If cases such as Genia Shockome’s are the fodder of mainstream fathers’ rights advocates like Glenn Sacks—who ridiculed her claims and loss of custody as an uncredible “cause célèbre” for feminist family-law reformers—what Sacks calls the movement’s “lunatic fringe” is more vitriolic yet.
Within the ranks of the men’s rights movement, vigilante “resisters” are regularly nominated and lionized for acts of violence perceived to be in opposition to a feminist status quo . In a few quarters of the movement, this even included George Sodini, the Pittsburgh man who opened fire on a gym full of exercising women this August, killing three and leaving behind an online diatribe journaling his sense of rejection by millions of desirable women.
Sodini’s diary was republished widely, including on the website of a popular men’s rights blogger, “Angry Harry,” who added his assessment of the case . “MRAs should also take note of the fact that there are probably many millions of men across the western world who feel similar in many ways, and one can expect to see much more destruction emanating from them in the future,” he wrote. “One of the main reasons that I decided to post this diary on this website was because the western world must wake up to the fact that it cannot continue to treat men so appallingly and get away with it.” In a phone interview, Angry Harry said, “Of course there will be more Sodinis—there will be many more,” likening him to Marc Lépine, a Canadian man who killed or wounded 28, claiming feminists had ruined his life, or Nevada father Darren Mack, who murdered his estranged wife and attempted to kill the judge in their custody battle. (Also among this number is John Muhammad, the “D.C. Beltway Sniper,” whose involvement in a Washington father’s rights group and history of abuse is described in his ex-wife Mildred’s newly-released memoir, Scared Silent.) Perhaps, Angry Harry mused, that as the ranks of online MRAs grow, “the threat” of their violence “may be enough” to bring about the changes they desire.
Glenn Sacks dismissed Angry Harry as an “idiot” without real power in the movement, and yet he cautiously defends him. “I want to be careful in wording this,” he says, “but the cataclysmic things I’m seeing done to men, it’s always my fear that one of these guys is going to do something terrible. I don’t want to say that like I condone it or that it’s OK, but it’s just the reality.” The movement seems eager to supply more martyrs.
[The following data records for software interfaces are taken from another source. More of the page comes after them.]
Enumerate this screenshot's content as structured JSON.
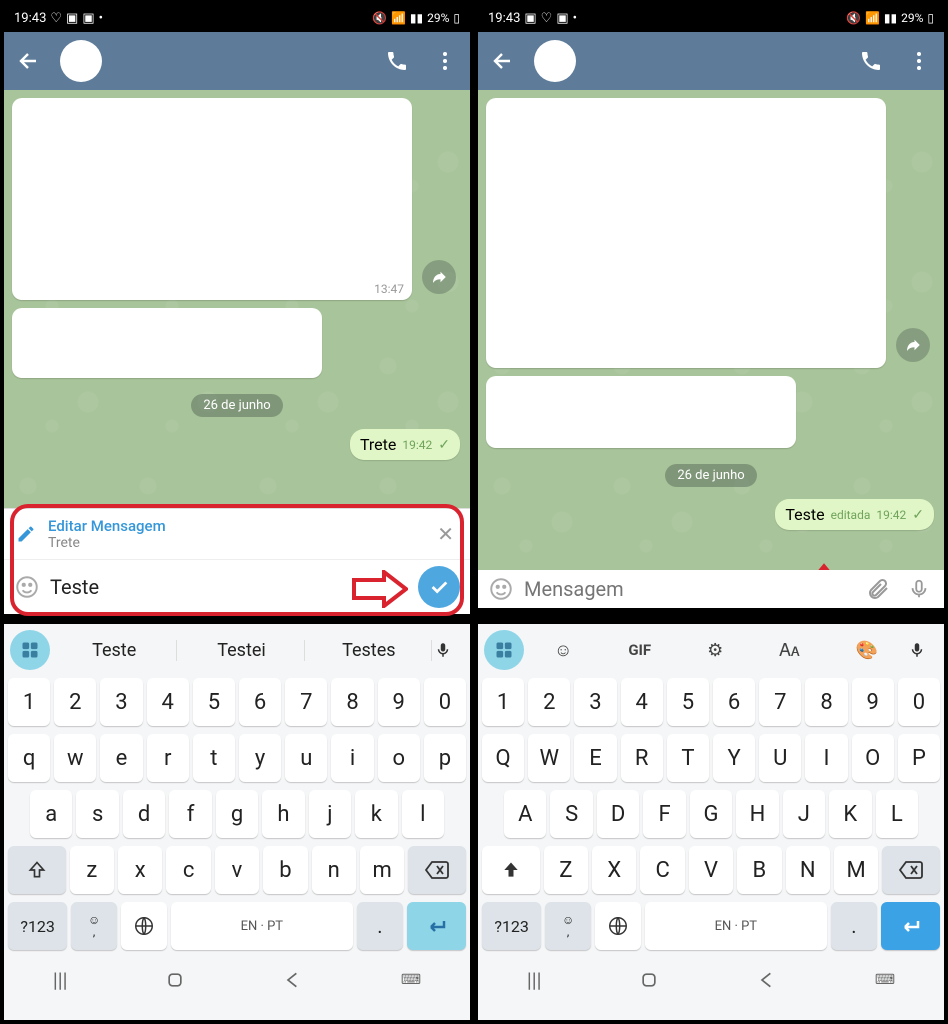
{
  "status": {
    "time": "19:43",
    "battery": "29%"
  },
  "chat": {
    "date_chip": "26 de junho",
    "incoming_time": "13:47"
  },
  "screen1": {
    "msg_out": {
      "text": "Trete",
      "time": "19:42"
    },
    "edit": {
      "title": "Editar Mensagem",
      "sub": "Trete"
    },
    "input_value": "Teste",
    "suggestions": [
      "Teste",
      "Testei",
      "Testes"
    ],
    "kb_numbers": [
      "1",
      "2",
      "3",
      "4",
      "5",
      "6",
      "7",
      "8",
      "9",
      "0"
    ],
    "kb_row1": [
      "q",
      "w",
      "e",
      "r",
      "t",
      "y",
      "u",
      "i",
      "o",
      "p"
    ],
    "kb_row2": [
      "a",
      "s",
      "d",
      "f",
      "g",
      "h",
      "j",
      "k",
      "l"
    ],
    "kb_row3": [
      "z",
      "x",
      "c",
      "v",
      "b",
      "n",
      "m"
    ],
    "kb_sym": "?123",
    "kb_lang": "EN · PT"
  },
  "screen2": {
    "msg_out": {
      "text": "Teste",
      "edited": "editada",
      "time": "19:42"
    },
    "input_placeholder": "Mensagem",
    "kb_numbers": [
      "1",
      "2",
      "3",
      "4",
      "5",
      "6",
      "7",
      "8",
      "9",
      "0"
    ],
    "kb_row1": [
      "Q",
      "W",
      "E",
      "R",
      "T",
      "Y",
      "U",
      "I",
      "O",
      "P"
    ],
    "kb_row2": [
      "A",
      "S",
      "D",
      "F",
      "G",
      "H",
      "J",
      "K",
      "L"
    ],
    "kb_row3": [
      "Z",
      "X",
      "C",
      "V",
      "B",
      "N",
      "M"
    ],
    "kb_sym": "?123",
    "kb_lang": "EN · PT"
  }
}
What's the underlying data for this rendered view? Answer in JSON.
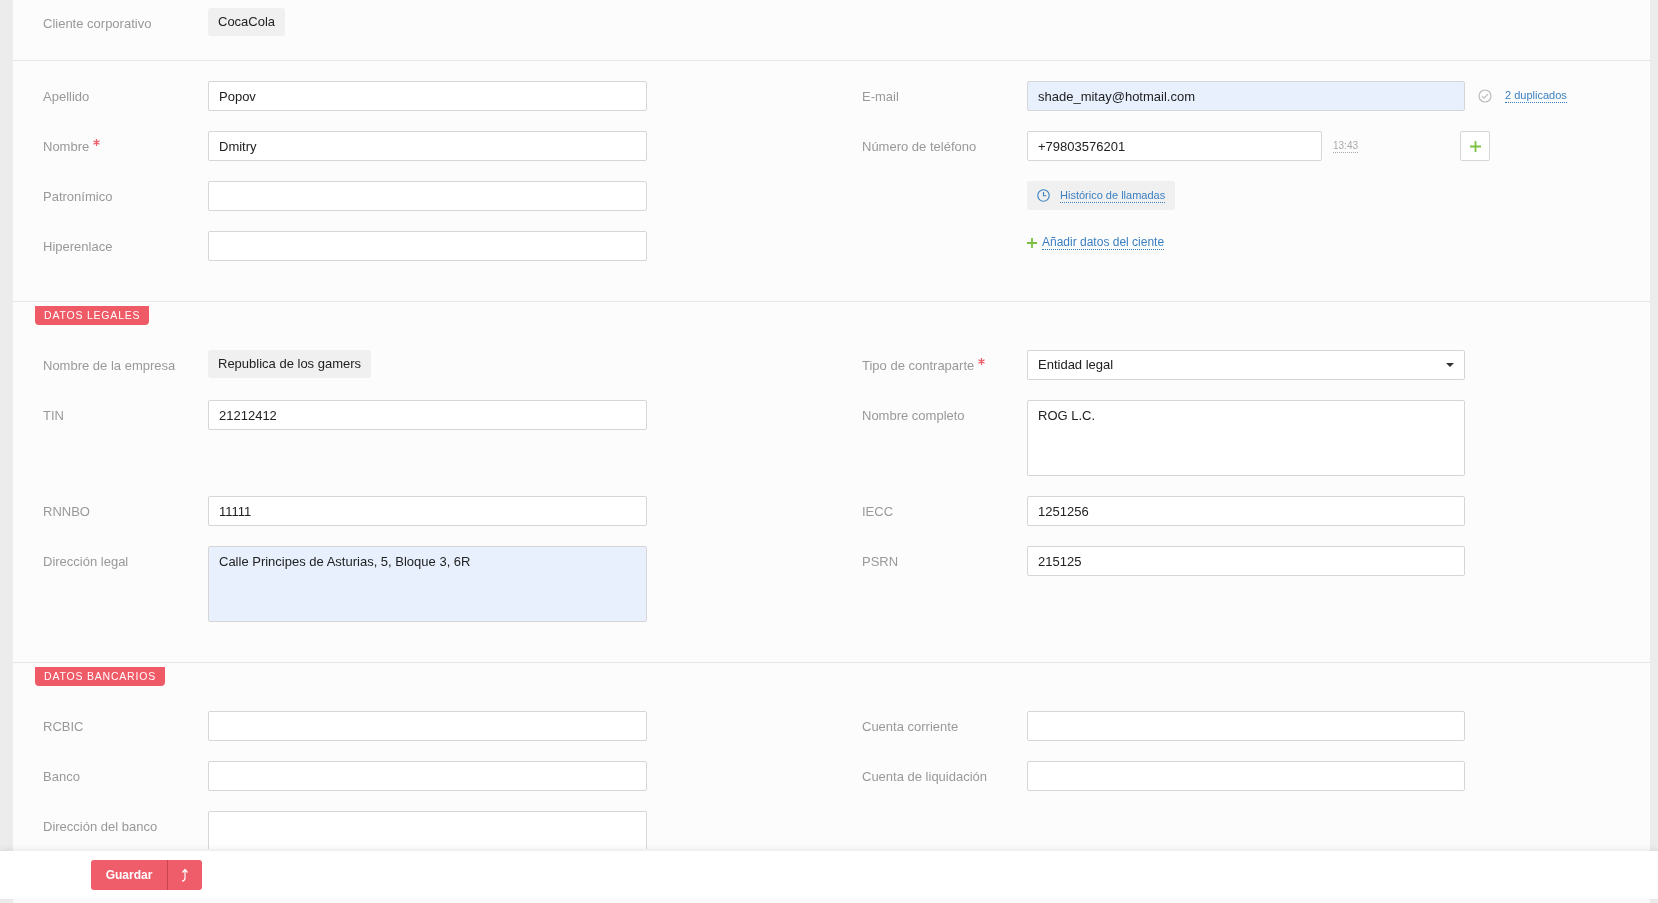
{
  "corporate_client": {
    "label": "Cliente corporativo",
    "value": "CocaCola"
  },
  "sections": [
    {
      "rows": [
        {
          "left": {
            "kind": "input",
            "label": "Apellido",
            "required": false,
            "highlighted": false,
            "value": "Popov"
          },
          "right": {
            "kind": "email",
            "label": "E-mail",
            "required": false,
            "highlighted": true,
            "value": "shade_mitay@hotmail.com",
            "duplicates": "2 duplicados"
          }
        },
        {
          "left": {
            "kind": "input",
            "label": "Nombre",
            "required": true,
            "highlighted": false,
            "value": "Dmitry"
          },
          "right": {
            "kind": "phone",
            "label": "Número de teléfono",
            "required": false,
            "highlighted": false,
            "value": "+79803576201",
            "time": "13:43"
          }
        },
        {
          "left": {
            "kind": "input",
            "label": "Patronímico",
            "required": false,
            "highlighted": false
          },
          "right": {
            "kind": "history",
            "text": "Histórico de llamadas"
          }
        },
        {
          "left": {
            "kind": "input",
            "label": "Hiperenlace",
            "required": false,
            "highlighted": false
          },
          "right": {
            "kind": "add_link",
            "text": "Añadir datos del ciente"
          }
        }
      ]
    },
    {
      "badge": "DATOS LEGALES",
      "rows": [
        {
          "left": {
            "kind": "chip",
            "label": "Nombre de la empresa",
            "required": false,
            "value": "Republica de los gamers"
          },
          "right": {
            "kind": "select",
            "label": "Tipo de contraparte",
            "required": true,
            "highlighted": false,
            "value": "Entidad legal"
          }
        },
        {
          "left": {
            "kind": "input",
            "label": "TIN",
            "required": false,
            "highlighted": false,
            "value": "21212412"
          },
          "right": {
            "kind": "textarea",
            "label": "Nombre completo",
            "required": false,
            "highlighted": false,
            "value": "ROG L.C."
          }
        },
        {
          "left": {
            "kind": "input",
            "label": "RNNBO",
            "required": false,
            "highlighted": false,
            "value": "11111"
          },
          "right": {
            "kind": "input",
            "label": "IECC",
            "required": false,
            "highlighted": false,
            "value": "1251256"
          }
        },
        {
          "left": {
            "kind": "textarea",
            "label": "Dirección legal",
            "required": false,
            "highlighted": true,
            "value": "Calle Principes de Asturias, 5, Bloque 3, 6R"
          },
          "right": {
            "kind": "input",
            "label": "PSRN",
            "required": false,
            "highlighted": false,
            "value": "215125"
          }
        }
      ]
    },
    {
      "badge": "DATOS BANCARIOS",
      "rows": [
        {
          "left": {
            "kind": "input",
            "label": "RCBIC",
            "required": false,
            "highlighted": false
          },
          "right": {
            "kind": "input",
            "label": "Cuenta corriente",
            "required": false,
            "highlighted": false
          }
        },
        {
          "left": {
            "kind": "input",
            "label": "Banco",
            "required": false,
            "highlighted": false
          },
          "right": {
            "kind": "input",
            "label": "Cuenta de liquidación",
            "required": false,
            "highlighted": false
          }
        },
        {
          "left": {
            "kind": "textarea",
            "label": "Dirección del banco",
            "required": false,
            "highlighted": false
          }
        }
      ]
    }
  ],
  "footer": {
    "save": "Guardar"
  }
}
After Sacks wrote about a San Diego father who shot himself on the city’s courthouse steps over late child-support payments, numerous men wrote Sacks, telling him, “They’re taking everything from me, and I want to go out in a big way, and if I do, will you write about me?”
I asked RADAR’s Mark Rosenthal about the ties between groups like RADAR—claiming, however cynically, to have egalitarian motives—and the blunt anti-feminist positions of men’s movement allies like Chapin or Angry Harry. “I’d like to suggest that what you’ve just done is interview Martin Luther King and Malcolm X,” he told me. “In any movement, there is going to be a reasonable voice and people who are so hurt, who are so injured by the injustices, that they can’t afford to step back and try to take their emotions under control. But no movement is going to get anywhere without extremists.”
Photograph of a man by George Doyle/Stockbyte/Getty Creative Images.